▶ **WHAT YOU SHOULD DO**
Return each line below holding the string "white".

▶ **DATA TO EXAMINE**
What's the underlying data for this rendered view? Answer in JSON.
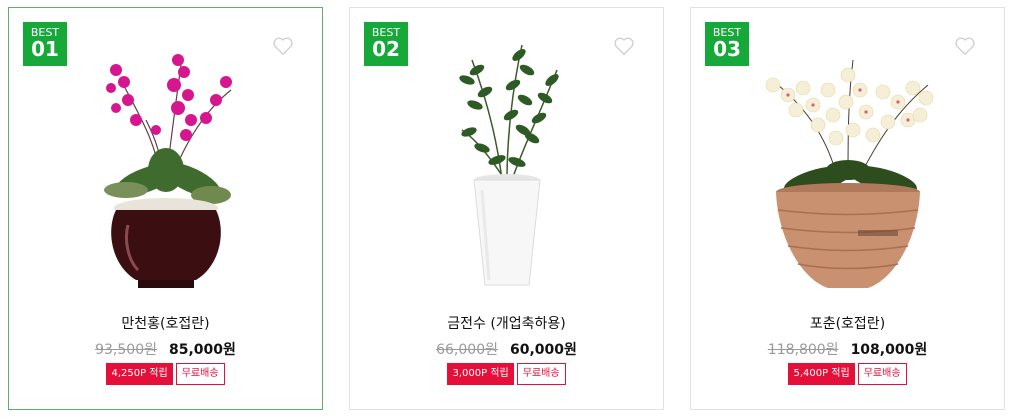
{
  "colors": {
    "badge": "#16a93a",
    "point_tag": "#e4103a",
    "active_border": "#5fae6e"
  },
  "products": [
    {
      "badge_label": "BEST",
      "rank": "01",
      "name": "만천홍(호접란)",
      "original_price": "93,500원",
      "sale_price": "85,000원",
      "points": "4,250P 적립",
      "shipping": "무료배송",
      "image": "magenta-orchid-in-brown-ceramic-pot"
    },
    {
      "badge_label": "BEST",
      "rank": "02",
      "name": "금전수 (개업축하용)",
      "original_price": "66,000원",
      "sale_price": "60,000원",
      "points": "3,000P 적립",
      "shipping": "무료배송",
      "image": "zz-plant-in-white-tall-pot"
    },
    {
      "badge_label": "BEST",
      "rank": "03",
      "name": "포춘(호접란)",
      "original_price": "118,800원",
      "sale_price": "108,000원",
      "points": "5,400P 적립",
      "shipping": "무료배송",
      "image": "white-orchid-in-wooden-pot"
    }
  ]
}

▶ **SOLUTION TO THE EXERCISE**
      "image": "zz-plant-in-white-tall-pot"
      "image": "white-orchid-in-wooden-pot"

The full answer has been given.